====== SOURCE DATA
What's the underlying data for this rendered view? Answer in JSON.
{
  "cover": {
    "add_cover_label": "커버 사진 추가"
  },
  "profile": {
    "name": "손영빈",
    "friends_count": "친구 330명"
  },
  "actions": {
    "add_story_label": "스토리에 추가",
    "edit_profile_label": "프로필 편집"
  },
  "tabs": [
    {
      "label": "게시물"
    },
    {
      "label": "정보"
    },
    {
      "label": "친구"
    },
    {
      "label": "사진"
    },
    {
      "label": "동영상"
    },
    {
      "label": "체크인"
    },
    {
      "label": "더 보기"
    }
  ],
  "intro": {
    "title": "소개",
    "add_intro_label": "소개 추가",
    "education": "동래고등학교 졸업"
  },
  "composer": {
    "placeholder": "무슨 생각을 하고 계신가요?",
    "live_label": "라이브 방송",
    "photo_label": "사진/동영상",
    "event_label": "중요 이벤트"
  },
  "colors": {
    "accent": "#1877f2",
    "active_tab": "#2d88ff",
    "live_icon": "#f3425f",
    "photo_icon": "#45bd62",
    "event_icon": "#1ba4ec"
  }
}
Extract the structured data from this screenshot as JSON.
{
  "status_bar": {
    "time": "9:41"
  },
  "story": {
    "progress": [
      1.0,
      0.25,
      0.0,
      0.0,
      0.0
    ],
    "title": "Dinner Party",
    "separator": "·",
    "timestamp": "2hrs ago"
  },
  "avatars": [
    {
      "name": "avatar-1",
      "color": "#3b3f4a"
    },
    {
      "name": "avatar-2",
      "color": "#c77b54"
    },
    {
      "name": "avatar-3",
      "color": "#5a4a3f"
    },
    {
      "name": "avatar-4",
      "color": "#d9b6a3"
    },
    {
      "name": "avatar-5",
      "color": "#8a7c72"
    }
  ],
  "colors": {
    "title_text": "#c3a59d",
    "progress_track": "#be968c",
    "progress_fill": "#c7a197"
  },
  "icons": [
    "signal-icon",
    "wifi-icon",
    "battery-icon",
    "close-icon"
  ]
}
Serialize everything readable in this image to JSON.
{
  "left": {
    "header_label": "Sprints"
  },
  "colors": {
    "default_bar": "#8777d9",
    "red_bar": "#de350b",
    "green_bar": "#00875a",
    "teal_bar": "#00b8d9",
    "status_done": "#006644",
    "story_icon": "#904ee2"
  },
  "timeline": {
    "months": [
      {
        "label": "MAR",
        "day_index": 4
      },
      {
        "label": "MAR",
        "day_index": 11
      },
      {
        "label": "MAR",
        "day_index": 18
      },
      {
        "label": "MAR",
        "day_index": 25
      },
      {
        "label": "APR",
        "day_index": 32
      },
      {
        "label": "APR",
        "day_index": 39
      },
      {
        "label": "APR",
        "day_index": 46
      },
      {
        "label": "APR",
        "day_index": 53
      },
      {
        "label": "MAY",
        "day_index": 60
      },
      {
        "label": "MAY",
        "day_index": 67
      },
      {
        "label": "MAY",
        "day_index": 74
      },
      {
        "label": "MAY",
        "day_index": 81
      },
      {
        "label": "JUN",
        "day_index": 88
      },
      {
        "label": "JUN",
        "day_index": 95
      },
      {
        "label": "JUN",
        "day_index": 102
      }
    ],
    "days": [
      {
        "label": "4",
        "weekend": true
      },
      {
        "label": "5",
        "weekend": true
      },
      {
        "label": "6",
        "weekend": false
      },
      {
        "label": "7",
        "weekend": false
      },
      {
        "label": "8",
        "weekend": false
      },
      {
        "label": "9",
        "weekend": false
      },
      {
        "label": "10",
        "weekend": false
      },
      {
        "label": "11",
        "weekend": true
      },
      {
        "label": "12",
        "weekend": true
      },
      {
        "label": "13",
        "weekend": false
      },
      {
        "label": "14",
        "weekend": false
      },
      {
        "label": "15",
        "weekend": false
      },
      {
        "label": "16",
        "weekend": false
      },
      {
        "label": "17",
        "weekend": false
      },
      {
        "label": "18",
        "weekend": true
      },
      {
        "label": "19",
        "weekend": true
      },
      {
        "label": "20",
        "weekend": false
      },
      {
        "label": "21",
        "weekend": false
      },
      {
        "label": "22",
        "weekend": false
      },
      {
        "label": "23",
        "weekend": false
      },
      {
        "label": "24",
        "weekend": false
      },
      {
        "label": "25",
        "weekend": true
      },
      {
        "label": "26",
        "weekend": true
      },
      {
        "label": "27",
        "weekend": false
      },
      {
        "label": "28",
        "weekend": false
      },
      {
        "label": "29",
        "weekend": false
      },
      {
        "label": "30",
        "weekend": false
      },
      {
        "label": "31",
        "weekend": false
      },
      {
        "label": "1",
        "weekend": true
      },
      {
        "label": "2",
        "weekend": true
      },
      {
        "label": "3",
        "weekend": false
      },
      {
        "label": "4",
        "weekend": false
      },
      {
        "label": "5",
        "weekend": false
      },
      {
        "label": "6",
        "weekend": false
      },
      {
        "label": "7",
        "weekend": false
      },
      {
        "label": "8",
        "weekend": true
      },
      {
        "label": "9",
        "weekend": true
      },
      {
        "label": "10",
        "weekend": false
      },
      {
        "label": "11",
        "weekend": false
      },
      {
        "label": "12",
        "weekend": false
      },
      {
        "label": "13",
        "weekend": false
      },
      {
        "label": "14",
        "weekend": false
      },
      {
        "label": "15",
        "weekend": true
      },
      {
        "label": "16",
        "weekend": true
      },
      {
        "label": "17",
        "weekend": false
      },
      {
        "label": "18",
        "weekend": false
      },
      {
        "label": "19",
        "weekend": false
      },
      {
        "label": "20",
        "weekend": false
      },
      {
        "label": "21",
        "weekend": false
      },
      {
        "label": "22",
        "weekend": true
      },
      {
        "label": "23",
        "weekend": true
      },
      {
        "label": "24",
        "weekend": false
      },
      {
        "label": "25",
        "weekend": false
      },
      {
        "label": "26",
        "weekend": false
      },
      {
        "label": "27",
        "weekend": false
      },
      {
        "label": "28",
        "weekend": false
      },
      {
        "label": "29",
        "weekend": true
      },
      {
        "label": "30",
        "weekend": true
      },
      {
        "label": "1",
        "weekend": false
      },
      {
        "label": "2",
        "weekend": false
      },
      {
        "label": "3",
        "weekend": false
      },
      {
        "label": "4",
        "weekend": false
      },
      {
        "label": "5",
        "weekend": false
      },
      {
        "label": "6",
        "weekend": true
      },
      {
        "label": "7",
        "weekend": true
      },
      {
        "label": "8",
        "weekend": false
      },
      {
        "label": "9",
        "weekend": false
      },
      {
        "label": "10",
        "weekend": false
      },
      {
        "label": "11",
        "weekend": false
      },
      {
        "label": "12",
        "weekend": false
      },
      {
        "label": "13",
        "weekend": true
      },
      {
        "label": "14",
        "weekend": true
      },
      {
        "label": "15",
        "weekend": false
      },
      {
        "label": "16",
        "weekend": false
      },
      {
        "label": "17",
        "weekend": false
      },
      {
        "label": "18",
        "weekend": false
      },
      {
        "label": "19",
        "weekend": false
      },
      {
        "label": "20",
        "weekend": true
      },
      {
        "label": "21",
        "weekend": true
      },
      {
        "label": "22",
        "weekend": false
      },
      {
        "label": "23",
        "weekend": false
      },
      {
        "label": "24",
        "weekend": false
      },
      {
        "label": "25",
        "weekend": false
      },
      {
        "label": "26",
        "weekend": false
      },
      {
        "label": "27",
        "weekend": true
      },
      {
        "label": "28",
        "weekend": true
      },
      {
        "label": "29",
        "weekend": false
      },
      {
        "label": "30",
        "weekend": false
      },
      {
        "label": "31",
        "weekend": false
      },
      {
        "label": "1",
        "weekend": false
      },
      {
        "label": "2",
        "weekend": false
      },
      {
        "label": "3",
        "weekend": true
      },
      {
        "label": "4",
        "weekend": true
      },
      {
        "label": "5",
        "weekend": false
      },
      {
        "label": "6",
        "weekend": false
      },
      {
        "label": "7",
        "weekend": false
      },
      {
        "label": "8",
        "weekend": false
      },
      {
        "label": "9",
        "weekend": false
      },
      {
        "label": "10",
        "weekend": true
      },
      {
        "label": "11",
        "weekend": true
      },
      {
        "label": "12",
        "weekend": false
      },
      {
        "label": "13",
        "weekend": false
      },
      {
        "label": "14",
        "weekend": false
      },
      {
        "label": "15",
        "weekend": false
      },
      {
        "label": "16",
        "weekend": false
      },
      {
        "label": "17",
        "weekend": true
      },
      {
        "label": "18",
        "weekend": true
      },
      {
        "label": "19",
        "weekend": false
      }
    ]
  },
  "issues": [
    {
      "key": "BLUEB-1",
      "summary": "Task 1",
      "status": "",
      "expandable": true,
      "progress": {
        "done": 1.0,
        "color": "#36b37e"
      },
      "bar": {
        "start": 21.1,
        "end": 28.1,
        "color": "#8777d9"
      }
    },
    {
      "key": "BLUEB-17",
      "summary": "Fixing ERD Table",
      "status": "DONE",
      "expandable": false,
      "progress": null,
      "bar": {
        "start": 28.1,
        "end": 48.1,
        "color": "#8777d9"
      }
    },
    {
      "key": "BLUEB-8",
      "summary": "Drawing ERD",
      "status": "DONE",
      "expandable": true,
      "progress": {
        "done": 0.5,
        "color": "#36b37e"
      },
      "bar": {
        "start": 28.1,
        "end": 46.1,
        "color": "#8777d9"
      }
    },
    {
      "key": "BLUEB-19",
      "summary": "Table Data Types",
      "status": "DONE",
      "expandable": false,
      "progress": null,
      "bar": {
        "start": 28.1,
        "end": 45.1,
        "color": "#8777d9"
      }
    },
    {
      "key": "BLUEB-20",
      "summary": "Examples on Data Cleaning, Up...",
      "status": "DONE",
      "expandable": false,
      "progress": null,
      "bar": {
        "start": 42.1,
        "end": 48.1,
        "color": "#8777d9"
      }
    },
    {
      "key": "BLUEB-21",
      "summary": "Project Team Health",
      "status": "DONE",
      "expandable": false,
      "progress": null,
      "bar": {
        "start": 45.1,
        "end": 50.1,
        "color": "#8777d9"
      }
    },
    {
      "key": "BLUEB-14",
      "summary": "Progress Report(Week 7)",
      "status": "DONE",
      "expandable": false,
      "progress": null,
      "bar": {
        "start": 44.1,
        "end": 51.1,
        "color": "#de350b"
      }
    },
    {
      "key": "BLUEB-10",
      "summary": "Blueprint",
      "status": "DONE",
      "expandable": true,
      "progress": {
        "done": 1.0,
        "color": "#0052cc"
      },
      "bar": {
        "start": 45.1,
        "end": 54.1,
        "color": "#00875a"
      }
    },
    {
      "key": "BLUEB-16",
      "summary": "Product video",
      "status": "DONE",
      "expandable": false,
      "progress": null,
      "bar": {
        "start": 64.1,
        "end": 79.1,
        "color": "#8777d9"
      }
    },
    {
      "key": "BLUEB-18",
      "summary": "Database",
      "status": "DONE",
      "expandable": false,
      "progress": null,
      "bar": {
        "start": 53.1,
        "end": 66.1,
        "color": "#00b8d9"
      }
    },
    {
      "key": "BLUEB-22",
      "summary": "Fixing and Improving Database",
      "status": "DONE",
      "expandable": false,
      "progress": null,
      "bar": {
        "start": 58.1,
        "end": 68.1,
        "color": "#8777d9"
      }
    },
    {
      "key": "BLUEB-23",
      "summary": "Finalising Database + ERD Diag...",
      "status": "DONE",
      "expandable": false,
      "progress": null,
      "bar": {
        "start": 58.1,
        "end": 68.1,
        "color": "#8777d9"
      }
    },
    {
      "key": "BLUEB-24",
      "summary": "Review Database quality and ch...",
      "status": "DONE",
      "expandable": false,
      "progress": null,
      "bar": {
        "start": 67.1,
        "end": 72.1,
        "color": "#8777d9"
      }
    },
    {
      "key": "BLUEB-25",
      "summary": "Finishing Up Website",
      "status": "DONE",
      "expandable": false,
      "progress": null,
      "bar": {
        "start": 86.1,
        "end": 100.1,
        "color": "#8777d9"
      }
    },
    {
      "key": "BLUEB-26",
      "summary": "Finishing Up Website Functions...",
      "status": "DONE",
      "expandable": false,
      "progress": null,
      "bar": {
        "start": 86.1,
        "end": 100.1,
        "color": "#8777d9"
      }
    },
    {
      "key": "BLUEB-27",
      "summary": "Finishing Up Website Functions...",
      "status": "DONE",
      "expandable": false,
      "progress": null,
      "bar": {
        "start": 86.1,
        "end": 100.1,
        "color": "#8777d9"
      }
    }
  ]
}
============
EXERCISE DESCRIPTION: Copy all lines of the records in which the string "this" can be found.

FINAL ANSWER:
What's the underlying data for this rendered view? Answer in JSON.
Extract the structured data from this screenshot as JSON.
Serialize everything readable in this image to JSON.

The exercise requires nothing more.